App and web page records:
########################################

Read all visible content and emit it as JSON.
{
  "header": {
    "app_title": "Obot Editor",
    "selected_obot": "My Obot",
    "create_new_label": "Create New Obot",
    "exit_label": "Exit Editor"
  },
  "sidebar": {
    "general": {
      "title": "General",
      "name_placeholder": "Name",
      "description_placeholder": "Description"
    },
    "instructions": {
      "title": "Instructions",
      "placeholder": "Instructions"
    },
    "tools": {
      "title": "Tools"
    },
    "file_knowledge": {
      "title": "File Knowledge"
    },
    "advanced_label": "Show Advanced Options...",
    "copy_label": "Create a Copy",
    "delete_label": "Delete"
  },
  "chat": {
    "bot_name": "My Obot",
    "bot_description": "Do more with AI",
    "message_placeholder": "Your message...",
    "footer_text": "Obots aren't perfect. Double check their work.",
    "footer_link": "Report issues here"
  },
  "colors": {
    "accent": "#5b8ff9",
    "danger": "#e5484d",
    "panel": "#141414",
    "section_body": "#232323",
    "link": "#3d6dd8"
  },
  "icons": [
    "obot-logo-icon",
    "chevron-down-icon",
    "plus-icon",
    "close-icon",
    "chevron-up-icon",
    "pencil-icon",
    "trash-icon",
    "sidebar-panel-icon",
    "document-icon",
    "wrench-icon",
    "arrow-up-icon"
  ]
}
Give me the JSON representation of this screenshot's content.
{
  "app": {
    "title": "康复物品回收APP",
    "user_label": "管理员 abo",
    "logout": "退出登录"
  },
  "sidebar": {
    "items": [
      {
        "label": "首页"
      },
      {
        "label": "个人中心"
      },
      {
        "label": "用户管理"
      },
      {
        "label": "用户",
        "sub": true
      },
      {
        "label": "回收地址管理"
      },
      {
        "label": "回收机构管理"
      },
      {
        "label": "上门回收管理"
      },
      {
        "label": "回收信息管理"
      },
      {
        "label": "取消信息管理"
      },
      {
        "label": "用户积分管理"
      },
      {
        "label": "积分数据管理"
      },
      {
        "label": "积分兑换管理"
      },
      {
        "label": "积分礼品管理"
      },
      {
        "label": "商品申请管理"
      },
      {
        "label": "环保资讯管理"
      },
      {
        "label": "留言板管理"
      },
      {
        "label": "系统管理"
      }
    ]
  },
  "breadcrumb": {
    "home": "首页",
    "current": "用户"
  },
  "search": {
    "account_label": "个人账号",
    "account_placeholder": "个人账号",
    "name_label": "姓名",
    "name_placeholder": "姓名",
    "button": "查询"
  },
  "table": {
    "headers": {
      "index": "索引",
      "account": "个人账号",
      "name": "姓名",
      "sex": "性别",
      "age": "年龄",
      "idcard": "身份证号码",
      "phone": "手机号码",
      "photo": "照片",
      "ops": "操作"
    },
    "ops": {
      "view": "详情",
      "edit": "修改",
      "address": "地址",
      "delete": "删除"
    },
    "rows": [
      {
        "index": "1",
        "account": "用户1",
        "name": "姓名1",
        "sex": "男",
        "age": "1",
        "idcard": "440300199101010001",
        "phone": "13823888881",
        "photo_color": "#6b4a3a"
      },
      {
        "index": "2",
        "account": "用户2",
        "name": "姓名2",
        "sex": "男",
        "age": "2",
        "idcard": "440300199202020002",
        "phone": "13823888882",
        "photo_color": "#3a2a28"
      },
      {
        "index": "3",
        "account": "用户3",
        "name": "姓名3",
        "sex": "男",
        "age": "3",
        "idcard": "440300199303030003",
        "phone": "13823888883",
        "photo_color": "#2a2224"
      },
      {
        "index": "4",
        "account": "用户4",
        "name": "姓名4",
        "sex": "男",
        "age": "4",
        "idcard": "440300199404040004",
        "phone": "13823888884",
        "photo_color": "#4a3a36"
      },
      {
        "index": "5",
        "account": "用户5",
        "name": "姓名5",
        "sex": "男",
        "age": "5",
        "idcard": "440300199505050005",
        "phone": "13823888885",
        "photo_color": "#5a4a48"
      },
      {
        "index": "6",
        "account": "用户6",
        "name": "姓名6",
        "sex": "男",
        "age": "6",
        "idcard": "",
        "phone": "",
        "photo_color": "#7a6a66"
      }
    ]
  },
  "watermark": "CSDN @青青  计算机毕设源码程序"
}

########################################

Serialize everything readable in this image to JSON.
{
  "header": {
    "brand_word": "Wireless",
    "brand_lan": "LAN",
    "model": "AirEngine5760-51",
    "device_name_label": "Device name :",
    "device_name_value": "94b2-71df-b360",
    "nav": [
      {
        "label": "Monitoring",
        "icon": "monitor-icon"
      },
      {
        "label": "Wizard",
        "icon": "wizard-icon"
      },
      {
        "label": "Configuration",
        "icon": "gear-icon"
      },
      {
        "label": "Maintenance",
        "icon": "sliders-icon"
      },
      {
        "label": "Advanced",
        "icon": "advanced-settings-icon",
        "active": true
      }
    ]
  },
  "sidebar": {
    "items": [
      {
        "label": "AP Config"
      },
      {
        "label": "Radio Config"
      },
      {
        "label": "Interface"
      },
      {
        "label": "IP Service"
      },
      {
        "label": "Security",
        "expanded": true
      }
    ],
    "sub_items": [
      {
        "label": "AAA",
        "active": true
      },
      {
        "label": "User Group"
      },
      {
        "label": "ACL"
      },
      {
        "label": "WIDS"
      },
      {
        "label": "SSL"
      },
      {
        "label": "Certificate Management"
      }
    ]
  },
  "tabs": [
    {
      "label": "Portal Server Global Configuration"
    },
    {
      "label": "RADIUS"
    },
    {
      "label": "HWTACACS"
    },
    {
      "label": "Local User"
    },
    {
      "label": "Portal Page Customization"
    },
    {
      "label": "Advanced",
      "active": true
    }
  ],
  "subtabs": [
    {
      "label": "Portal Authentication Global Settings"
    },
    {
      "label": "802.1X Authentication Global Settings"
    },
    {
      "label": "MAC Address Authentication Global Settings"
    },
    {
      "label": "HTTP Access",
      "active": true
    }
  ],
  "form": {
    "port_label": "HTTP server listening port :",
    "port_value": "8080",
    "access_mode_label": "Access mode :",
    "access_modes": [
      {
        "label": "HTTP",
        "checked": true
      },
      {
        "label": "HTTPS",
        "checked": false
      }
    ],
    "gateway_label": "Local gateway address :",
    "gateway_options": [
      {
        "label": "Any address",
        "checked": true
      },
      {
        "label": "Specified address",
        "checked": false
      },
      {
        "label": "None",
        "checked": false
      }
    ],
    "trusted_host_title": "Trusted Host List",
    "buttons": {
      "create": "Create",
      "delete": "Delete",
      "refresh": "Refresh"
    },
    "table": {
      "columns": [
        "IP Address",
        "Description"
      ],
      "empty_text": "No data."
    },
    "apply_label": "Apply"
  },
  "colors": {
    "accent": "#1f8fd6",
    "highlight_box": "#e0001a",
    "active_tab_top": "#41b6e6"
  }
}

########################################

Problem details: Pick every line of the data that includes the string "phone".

Task response:
      "phone": "手机号码",
        "phone": "13823888881",
        "phone": "13823888882",
        "phone": "13823888883",
        "phone": "13823888884",
        "phone": "13823888885",
        "phone": "",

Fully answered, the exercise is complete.